Assignment: Omitting the pictures, restate all of the entries below exactly.

BEGIN Data records

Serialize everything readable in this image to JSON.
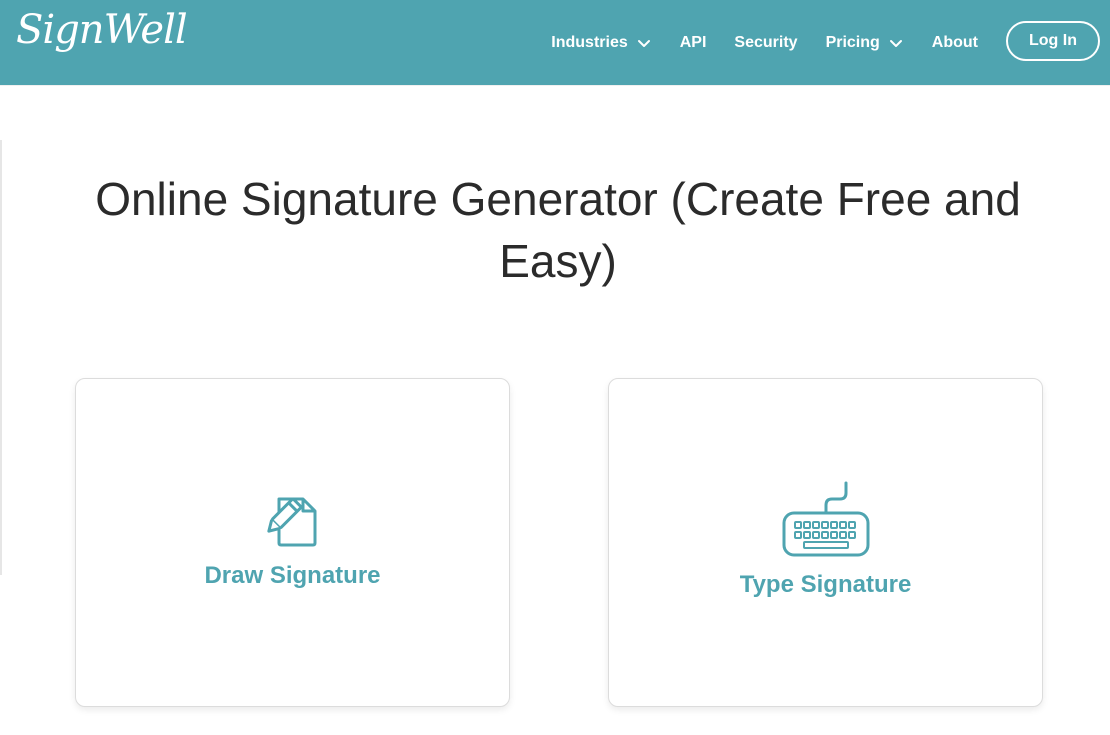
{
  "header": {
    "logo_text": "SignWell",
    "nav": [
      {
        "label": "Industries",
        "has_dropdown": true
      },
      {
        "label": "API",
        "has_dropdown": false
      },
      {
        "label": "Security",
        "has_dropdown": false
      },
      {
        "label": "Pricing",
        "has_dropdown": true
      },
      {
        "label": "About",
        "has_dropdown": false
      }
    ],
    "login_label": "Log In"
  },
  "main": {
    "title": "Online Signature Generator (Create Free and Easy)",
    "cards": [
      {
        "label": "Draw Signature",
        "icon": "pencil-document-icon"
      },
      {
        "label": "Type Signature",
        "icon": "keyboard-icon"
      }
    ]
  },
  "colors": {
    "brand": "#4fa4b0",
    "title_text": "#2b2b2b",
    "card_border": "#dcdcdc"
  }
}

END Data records

Task result:
Serialize everything readable in this image to JSON.
{
  "header": {
    "logo_text": "SignWell",
    "nav": [
      {
        "label": "Industries",
        "has_dropdown": true
      },
      {
        "label": "API",
        "has_dropdown": false
      },
      {
        "label": "Security",
        "has_dropdown": false
      },
      {
        "label": "Pricing",
        "has_dropdown": true
      },
      {
        "label": "About",
        "has_dropdown": false
      }
    ],
    "login_label": "Log In"
  },
  "main": {
    "title": "Online Signature Generator (Create Free and Easy)",
    "cards": [
      {
        "label": "Draw Signature",
        "icon": "pencil-document-icon"
      },
      {
        "label": "Type Signature",
        "icon": "keyboard-icon"
      }
    ]
  },
  "colors": {
    "brand": "#4fa4b0",
    "title_text": "#2b2b2b",
    "card_border": "#dcdcdc"
  }
}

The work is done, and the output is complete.